She was flailing helplessly.  Brent was overwhelmed.  People were chewing her head off.  I am not one of those people.  I could see that it would be a real burden on them if I insisted on being seen, and I asked if they could fit me in Friday if that would be better.  She asked how I was doing and I told her I’d been a little suicidal a few days ago but it passed.  She was hesitant to make me wait, and asked multiple times if I would promise to call her if I had a problem between now and Friday.  I swore that I would be fine, and accepted an appointment at 3:30 Friday (but if I show up any time after 1 they’ll try to squeeze me in earlier).

I know what it feels like to have your job imploding around you.  One particular person at work was on my nerves Monday, and by the end of the day I refused to go back to that floor because I was afraid I’d punch her if I went near her.  I am usually very good at being nice to someone’s face no matter how irritating they might be, but I was past my breaking point by then.

I feel good that I felt confident I’d be okay if my appointment were postponed.  It helps a little that I see Sadie later today (and have the exciting plan of taking my cat along for her to meet), but mostly I’m in a good mood even if my energy level is crap.

(No) Need to Apologize

While reading The Happiness Trap I came across the following sentence: “If I am with a client who tells me that he intends to go and kill himself, I naturally feel a surge of anxiety.”  It made me think of Sadie.  She has asked me in the past how I think she (and other providers) would feel if I were to kill myself, and in those moments all I could think was that they wouldn’t care.  What difference would it make to them if I were gone?  It would be one less hassle to deal with.

After reading this, I finally realized how horrible it must feel from her perspective when I’m talking about not wanting to live, maybe even having a plan, and she has to decide if it’s safe for me to go home or not.  The pressure of knowing that I could die if she makes the wrong decision, but also knowing that I can’t go to inpatient every time I have a suicidal thought.

I realized that she does care what happens to me, and that when I’ve said she doesn’t it’s because it’s easier to deny that people care than it is to come to terms with the idea that I’d be hurting others if I killed myself.

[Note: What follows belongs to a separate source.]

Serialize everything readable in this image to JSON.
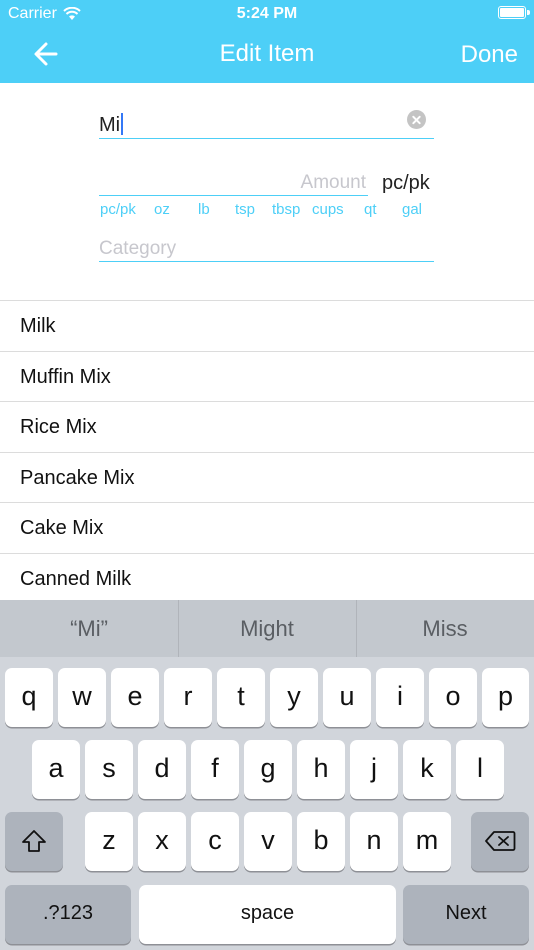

I e-mailed Sadie to let her know how sorry I was for all the times I’ve put her in that position, and for accusing her of not caring.  Her reply started exactly as I predicted: “No need to apologize!”  But I did need to.  Yes, dealing with me in those moments is part of her job, but I still regret it.